Try it ▸ Retype the entries exactly. Include every line.

Segment Open

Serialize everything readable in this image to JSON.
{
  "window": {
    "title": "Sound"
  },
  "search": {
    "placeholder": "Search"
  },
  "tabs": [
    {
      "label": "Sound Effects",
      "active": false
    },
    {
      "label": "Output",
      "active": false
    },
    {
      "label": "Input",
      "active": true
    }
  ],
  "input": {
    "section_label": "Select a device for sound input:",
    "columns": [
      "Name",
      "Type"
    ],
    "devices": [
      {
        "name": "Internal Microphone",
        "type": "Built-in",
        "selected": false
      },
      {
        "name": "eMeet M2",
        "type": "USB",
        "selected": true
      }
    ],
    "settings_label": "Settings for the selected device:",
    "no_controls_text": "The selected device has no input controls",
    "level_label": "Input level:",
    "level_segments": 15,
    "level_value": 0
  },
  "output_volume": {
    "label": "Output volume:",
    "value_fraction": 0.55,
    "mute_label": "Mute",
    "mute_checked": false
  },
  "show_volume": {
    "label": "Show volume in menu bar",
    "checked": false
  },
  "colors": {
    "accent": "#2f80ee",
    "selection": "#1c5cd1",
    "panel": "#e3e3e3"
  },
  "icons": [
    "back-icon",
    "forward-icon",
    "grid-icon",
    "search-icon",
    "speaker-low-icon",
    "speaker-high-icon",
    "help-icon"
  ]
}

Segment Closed

Your solution ▸
Serialize everything readable in this image to JSON.
{
  "window": {
    "title": "Sound"
  },
  "search": {
    "placeholder": "Search"
  },
  "tabs": [
    {
      "label": "Sound Effects",
      "active": false
    },
    {
      "label": "Output",
      "active": false
    },
    {
      "label": "Input",
      "active": true
    }
  ],
  "input": {
    "section_label": "Select a device for sound input:",
    "columns": [
      "Name",
      "Type"
    ],
    "devices": [
      {
        "name": "Internal Microphone",
        "type": "Built-in",
        "selected": false
      },
      {
        "name": "eMeet M2",
        "type": "USB",
        "selected": true
      }
    ],
    "settings_label": "Settings for the selected device:",
    "no_controls_text": "The selected device has no input controls",
    "level_label": "Input level:",
    "level_segments": 15,
    "level_value": 0
  },
  "output_volume": {
    "label": "Output volume:",
    "value_fraction": 0.55,
    "mute_label": "Mute",
    "mute_checked": false
  },
  "show_volume": {
    "label": "Show volume in menu bar",
    "checked": false
  },
  "colors": {
    "accent": "#2f80ee",
    "selection": "#1c5cd1",
    "panel": "#e3e3e3"
  },
  "icons": [
    "back-icon",
    "forward-icon",
    "grid-icon",
    "search-icon",
    "speaker-low-icon",
    "speaker-high-icon",
    "help-icon"
  ]
}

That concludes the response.